That’s what I’m thirsty for.

Humanists, what are YOU thirsty for?

One Life: An Atheist Appeal to Make Your Life Extraordinary

Yes. This is the only life you’ll ever have. Listen to this message, and enjoy and cherish your wonderful existence in the Cosmos, which is “all that is or ever was or ever will be”.

I choose to offer the gift of kindness to those around me…

One year ago today, I was preparing to lead an Ash Wednesday service at my church. Today, one year later, I realize that we are not dust but instead… stardust. The answers to humanity’s problems are not found in self-depreciation to a deity, but in our ability to see the interconnectedness we possess as we reach out to help our fellow human. Instead of placing ashes on someone’s forehead today, I choose to offer the gift of kindness to those around me. Not for a reward that exists in another place after I die, but in the here and now in this life.


-Teresa Macbain
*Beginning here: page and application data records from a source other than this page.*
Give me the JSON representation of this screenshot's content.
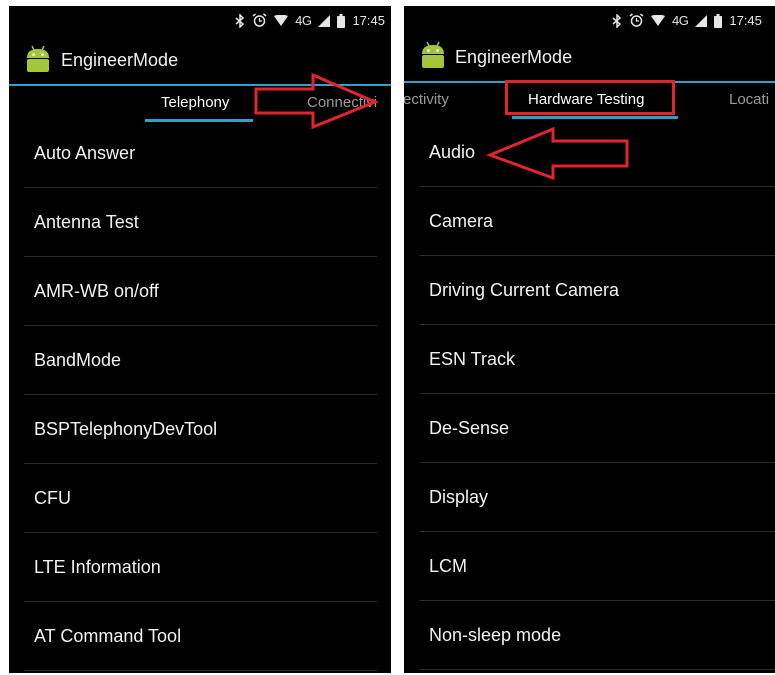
{
  "colors": {
    "accent": "#2fa0c8",
    "annotation": "#e3242b",
    "android_green": "#a4c639"
  },
  "left_screen": {
    "status": {
      "icons": [
        "bluetooth-icon",
        "alarm-icon",
        "wifi-icon",
        "signal-icon",
        "battery-icon"
      ],
      "network": "4G",
      "time": "17:45"
    },
    "app_title": "EngineerMode",
    "tabs": [
      {
        "label": "Telephony",
        "active": true
      },
      {
        "label": "Connectivi",
        "active": false
      }
    ],
    "items": [
      "Auto Answer",
      "Antenna Test",
      "AMR-WB on/off",
      "BandMode",
      "BSPTelephonyDevTool",
      "CFU",
      "LTE Information",
      "AT Command Tool"
    ]
  },
  "right_screen": {
    "status": {
      "icons": [
        "bluetooth-icon",
        "alarm-icon",
        "wifi-icon",
        "signal-icon",
        "battery-icon"
      ],
      "network": "4G",
      "time": "17:45"
    },
    "app_title": "EngineerMode",
    "tabs": [
      {
        "label": "ectivity",
        "active": false
      },
      {
        "label": "Hardware Testing",
        "active": true
      },
      {
        "label": "Locati",
        "active": false
      }
    ],
    "items": [
      "Audio",
      "Camera",
      "Driving Current Camera",
      "ESN Track",
      "De-Sense",
      "Display",
      "LCM",
      "Non-sleep mode"
    ]
  },
  "annotations": {
    "arrows": [
      "right-arrow",
      "left-arrow"
    ],
    "highlight": "Hardware Testing"
  }
}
Check out this email I received today…

I’m sorry I didn’t get to know you at school as well as I would have liked. Your Facebook posts are generally amazing. Your very public atheism may well have contributed to me recently telling my parents I don’t believe. Thank you. You’re a good guy and a role model.

Wisdom, Epistemology, and the Power of Reason
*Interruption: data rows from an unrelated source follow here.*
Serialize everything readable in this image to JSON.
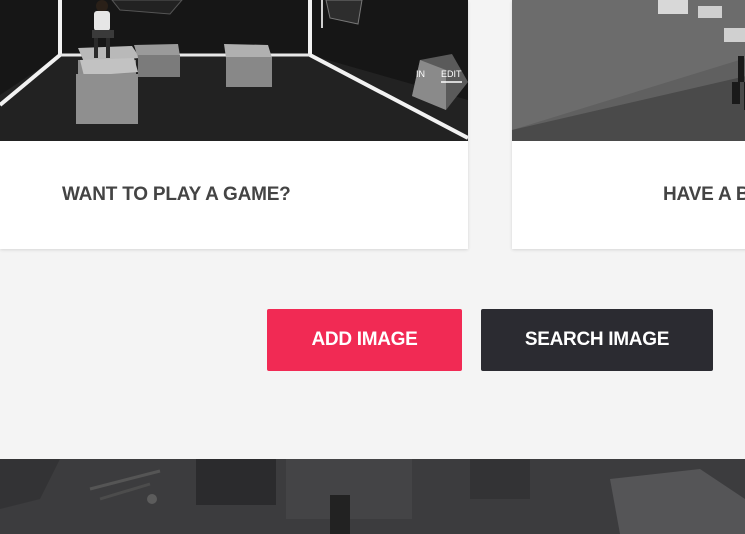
{
  "cards": [
    {
      "title": "WANT TO PLAY A GAME?",
      "logo_text": [
        "IN",
        "EDIT"
      ]
    },
    {
      "title": "HAVE A BREAK?"
    }
  ],
  "actions": {
    "add_label": "ADD IMAGE",
    "search_label": "SEARCH IMAGE"
  },
  "colors": {
    "accent": "#f12a54",
    "dark_button": "#2b2b31",
    "page_background": "#f4f4f4",
    "card_title": "#444444"
  }
}
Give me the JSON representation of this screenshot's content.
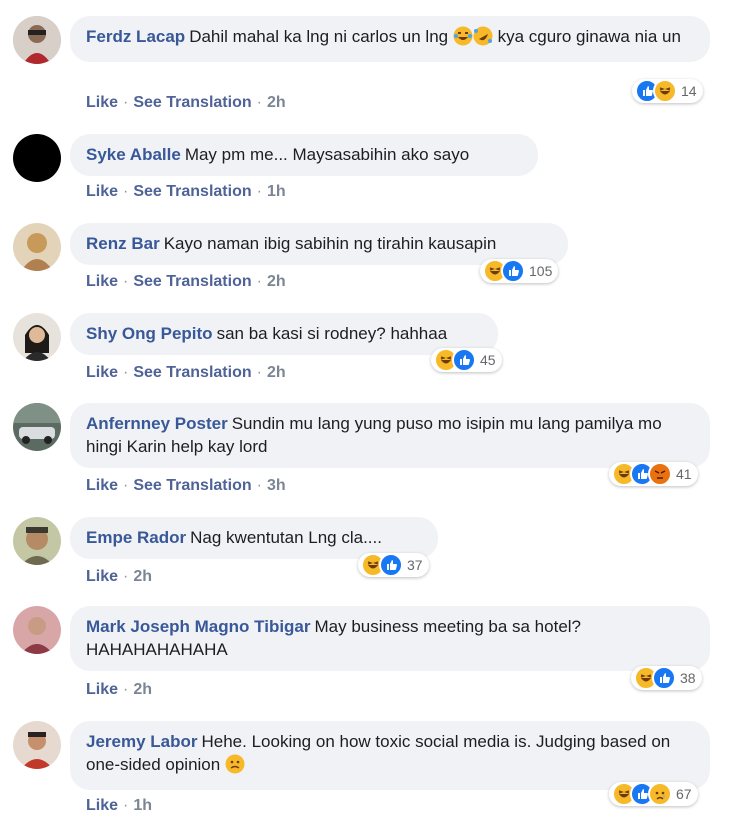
{
  "action_labels": {
    "like": "Like",
    "see_translation": "See Translation"
  },
  "reaction_colors": {
    "like": "#1877f2",
    "haha": "#f7b928",
    "angry": "#e9710f",
    "sad": "#f7b928"
  },
  "comments": [
    {
      "author": "Ferdz Lacap",
      "text_parts": [
        "Dahil mahal ka lng ni carlos un lng ",
        " kya cguro ginawa nia un"
      ],
      "inline_emojis": [
        "laughing-tears-emoji",
        "rofl-emoji"
      ],
      "time": "2h",
      "translation": true,
      "reactions": [
        "like",
        "haha"
      ],
      "count": "14"
    },
    {
      "author": "Syke Aballe",
      "text": "May pm me... Maysasabihin ako sayo",
      "time": "1h",
      "translation": true,
      "reactions": [],
      "count": ""
    },
    {
      "author": "Renz Bar",
      "text": "Kayo naman ibig sabihin ng tirahin kausapin",
      "time": "2h",
      "translation": true,
      "reactions": [
        "haha",
        "like"
      ],
      "count": "105"
    },
    {
      "author": "Shy Ong Pepito",
      "text": "san ba kasi si rodney? hahhaa",
      "time": "2h",
      "translation": true,
      "reactions": [
        "haha",
        "like"
      ],
      "count": "45"
    },
    {
      "author": "Anfernney Poster",
      "text": "Sundin mu lang yung puso mo isipin mu lang pamilya mo hingi Karin help kay lord",
      "time": "3h",
      "translation": true,
      "reactions": [
        "haha",
        "like",
        "angry"
      ],
      "count": "41"
    },
    {
      "author": "Empe Rador",
      "text": "Nag kwentutan Lng cla....",
      "time": "2h",
      "translation": false,
      "reactions": [
        "haha",
        "like"
      ],
      "count": "37"
    },
    {
      "author": "Mark Joseph Magno Tibigar",
      "text": "May business meeting ba sa hotel? HAHAHAHAHAHA",
      "time": "2h",
      "translation": false,
      "reactions": [
        "haha",
        "like"
      ],
      "count": "38"
    },
    {
      "author": "Jeremy Labor",
      "text": "Hehe. Looking on how toxic social media is. Judging based on one-sided opinion ",
      "inline_emojis": [
        "frowning-emoji"
      ],
      "time": "1h",
      "translation": false,
      "reactions": [
        "haha",
        "like",
        "sad"
      ],
      "count": "67"
    }
  ]
}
Often, discussions with religious people turn into accusations of the atheist’s supposed “foolishness”. They attack the arrogant presupposition that humans can know better than God through their “weak” and “broken” faculties like reason. True Wisdom ™, or so it seems, comes only from the Divine, which transcends all possible human knowledge.

Yet, for this argument to be consistent, one would first have to demonstrate the superiority of a specific person or group of persons in the realm of epistemology. Undoubtedly, this claim isn’t even consistent with most religious viewpoints. If the atheist can be wrong in the eyes of God, then so can the religious person. Saying otherwise is to build a false hierarchical paradigm in which certain people, by privilege of belonging in a certain group, win the intellectual argument by default.
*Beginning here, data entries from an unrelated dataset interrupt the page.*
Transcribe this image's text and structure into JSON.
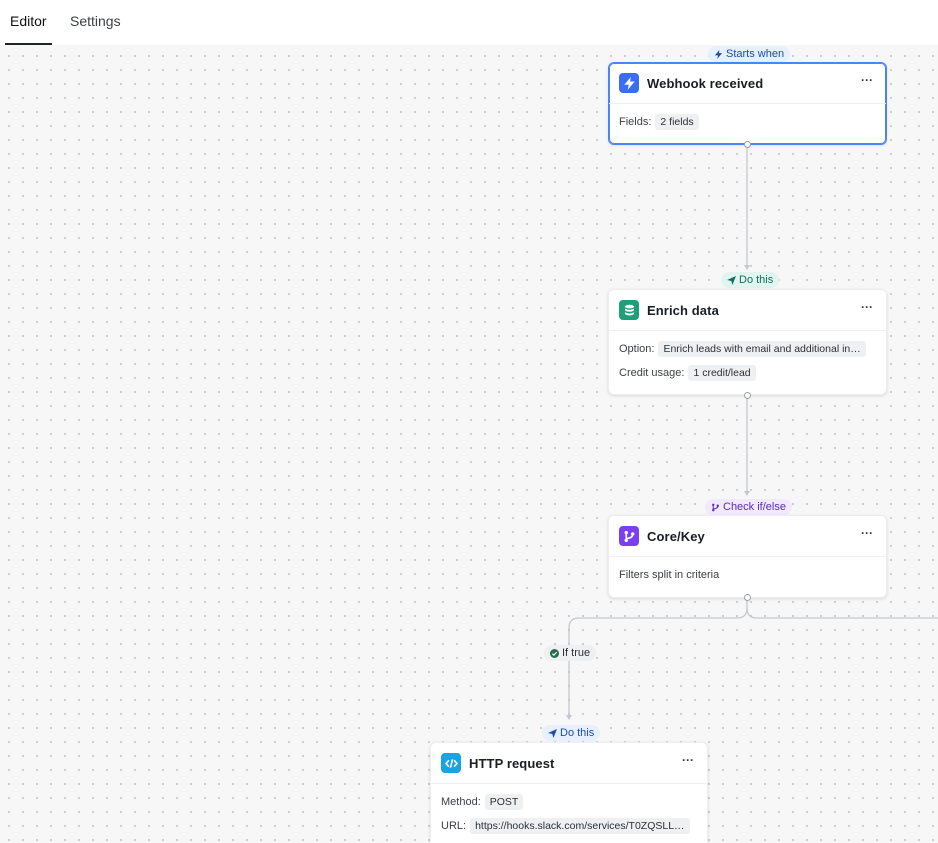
{
  "tabs": [
    {
      "label": "Editor",
      "active": true
    },
    {
      "label": "Settings",
      "active": false
    }
  ],
  "labels": {
    "starts_when": "Starts when",
    "do_this_1": "Do this",
    "check_if_else": "Check if/else",
    "if_true": "If true",
    "do_this_2": "Do this"
  },
  "nodes": {
    "webhook": {
      "title": "Webhook received",
      "more": "···",
      "fields_label": "Fields:",
      "fields_value": "2 fields"
    },
    "enrich": {
      "title": "Enrich data",
      "more": "···",
      "option_label": "Option:",
      "option_value": "Enrich leads with email and additional in…",
      "credit_label": "Credit usage:",
      "credit_value": "1 credit/lead"
    },
    "corekey": {
      "title": "Core/Key",
      "more": "···",
      "description": "Filters split in criteria"
    },
    "http": {
      "title": "HTTP request",
      "more": "···",
      "method_label": "Method:",
      "method_value": "POST",
      "url_label": "URL:",
      "url_value": "https://hooks.slack.com/services/T0ZQSLL…"
    }
  },
  "colors": {
    "webhook_icon": "#3b6cf6",
    "enrich_icon": "#1f9e7a",
    "corekey_icon": "#7a3ff0",
    "http_icon": "#1aa3e0",
    "selected_border": "#4a84f5"
  },
  "icons": {
    "webhook": "lightning-icon",
    "enrich": "database-icon",
    "corekey": "branch-icon",
    "http": "code-icon"
  }
}
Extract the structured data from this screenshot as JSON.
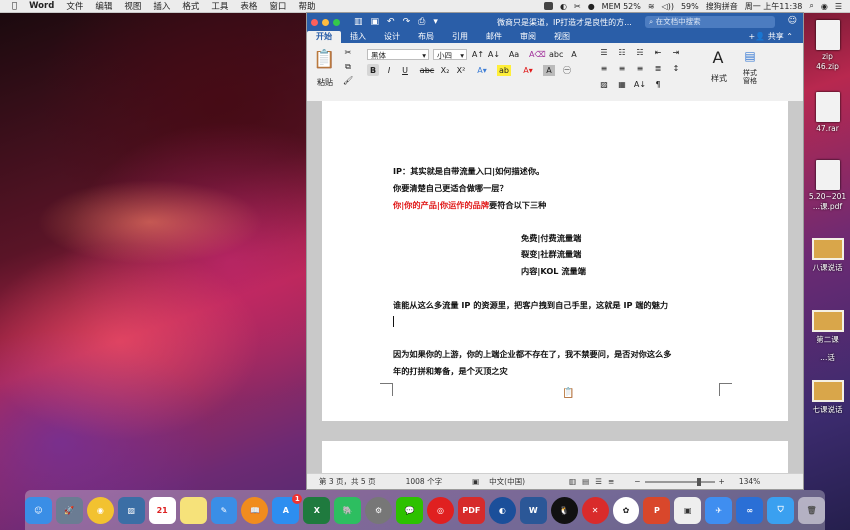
{
  "menubar": {
    "app": "Word",
    "items": [
      "文件",
      "编辑",
      "视图",
      "插入",
      "格式",
      "工具",
      "表格",
      "窗口",
      "帮助"
    ],
    "mem": "MEM 52%",
    "battery": "59%",
    "ime": "搜狗拼音",
    "clock": "周一 上午11:38"
  },
  "desktop_files": [
    {
      "label": "zip"
    },
    {
      "label": "46.zip"
    },
    {
      "label": "47.rar"
    },
    {
      "label": "5.20~201"
    },
    {
      "label": "5.20~201 ...课.pdf"
    },
    {
      "label": "八课说话"
    },
    {
      "label": "第二课"
    },
    {
      "label": "...话"
    },
    {
      "label": "七课说话"
    }
  ],
  "window": {
    "title": "微商只是渠道，IP打造才是良性的方...",
    "search_placeholder": "在文档中搜索",
    "tabs": [
      "开始",
      "插入",
      "设计",
      "布局",
      "引用",
      "邮件",
      "审阅",
      "视图"
    ],
    "share": "共享"
  },
  "ribbon": {
    "paste": "粘贴",
    "font": "黑体",
    "size": "小四",
    "styles": "样式",
    "styles_pane": "样式\n窗格"
  },
  "doc": {
    "line1": "IP：其实就是自带流量入口|如何描述你。",
    "line2": "你要清楚自己更适合做哪一层？",
    "line3_red": "你|你的产品|你运作的品牌",
    "line3_rest": "要符合以下三种",
    "center1": "免费|付费流量端",
    "center2": "裂变|社群流量端",
    "center3": "内容|KOL 流量端",
    "line4": "谁能从这么多流量 IP 的资源里，把客户拽到自己手里，这就是 IP 端的魅力",
    "line5a": "因为如果你的上游，你的上端企业都不存在了，我不禁要问，是否对你这么多",
    "line5b": "年的打拼和筹备，是个灭顶之灾"
  },
  "status": {
    "page": "第 3 页，共 5 页",
    "words": "1008 个字",
    "lang": "中文(中国)",
    "zoom": "134%"
  }
}
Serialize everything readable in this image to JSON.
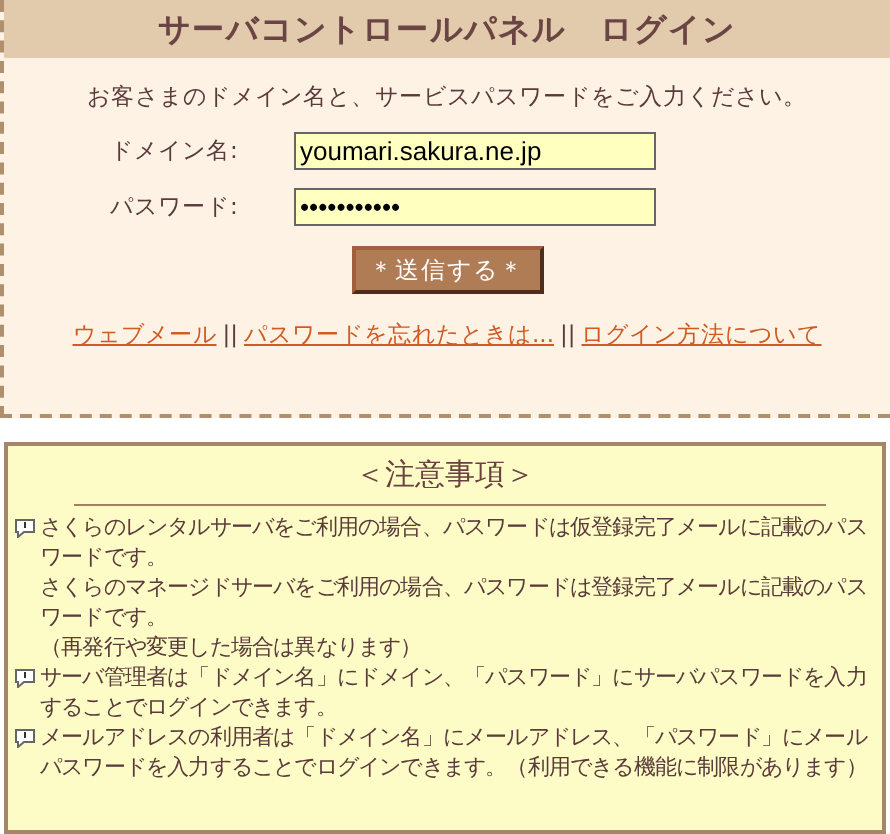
{
  "login_panel": {
    "title": "サーバコントロールパネル　ログイン",
    "instruction": "お客さまのドメイン名と、サービスパスワードをご入力ください。",
    "fields": [
      {
        "label": "ドメイン名:",
        "value": "youmari.sakura.ne.jp"
      },
      {
        "label": "パスワード:",
        "value": "•••••••••••"
      }
    ],
    "submit_button": "＊送信する＊",
    "links": [
      "ウェブメール",
      "パスワードを忘れたときは...",
      "ログイン方法について"
    ],
    "link_separators": [
      "||",
      "||"
    ]
  },
  "notice": {
    "title": "＜注意事項＞",
    "items": [
      {
        "lines": [
          "さくらのレンタルサーバをご利用の場合、パスワードは仮登録完了メールに記載のパスワードです。",
          "さくらのマネージドサーバをご利用の場合、パスワードは登録完了メールに記載のパスワードです。",
          "（再発行や変更した場合は異なります）"
        ]
      },
      {
        "lines": [
          "サーバ管理者は「ドメイン名」にドメイン、「パスワード」にサーバパスワードを入力することでログインできます。"
        ]
      },
      {
        "lines": [
          "メールアドレスの利用者は「ドメイン名」にメールアドレス、「パスワード」にメールパスワードを入力することでログインできます。（利用できる機能に制限があります）"
        ]
      }
    ]
  }
}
Even more importantly, arguing this way is a hasty dismissal of the other side. It undermines effective discourse and begs the question. It defeats the purpose of dialog and dries up further conversation.

Commitment to reason is a prerequisite for fruitful discussion. And contrary to popular belief, the use of rationality doesn’t mean we switch to a purely emotionless and calculating brain mode. It at the very least means we treat each other in conversation seriously and with a measure of charity.

Of course, if you don’t like reading, you can check out this wonderful inspirational video on how commitment to reason can take us far and wide.

P.S. Starting classes while working a full-time job. Updates will be sporadic from now on.

Where are you from?


Inspiration is for Everyone

My previous post about having a humble attitude towards inspiration has sparked some criticism, some of which is from Dianoilogos, who writes that “inspiration is for everyone (not just for the gifted few)“:

This is concerning to me.  Yes, not everyone has the opportunity to trulyappreciate a sunrise, listen to beautiful music, or revel in the sights and sounds of nature.  That’s true.  But saying inspiration is a “privilege.”  It just doesn’t set well.

Inspiration is for everyone.  But if we want to ensure everyone has equal access to it, we need to make sure the society is structured in a way everyone can adequately avail themselves of that blessing and the opportunity to appreciate the world in all its wonders regardless of whether they’re rich or poor,geniuses or not, etc.

Looking back, I think I chose the wrong ordering of words. No, having hope and being inspired doesn’t and shouldn’t make you an elite. It doesn’t make you inherently better than anyone else. Yes, like the many good things in life, inspiration is truly for everyone.

I still stand by my claim that certain privileges make access to inspiration easier, and that we should recognize that. More importantly, we all agree that the world has many wonders, and we should work towards a society that gives all people a chance to appreciate these wonders.

Lastly, this is a good reminder that constructive and honest criticism of vocabulary, tone, and content help us make our arguments better, and provide us with opportunities to be more rational people.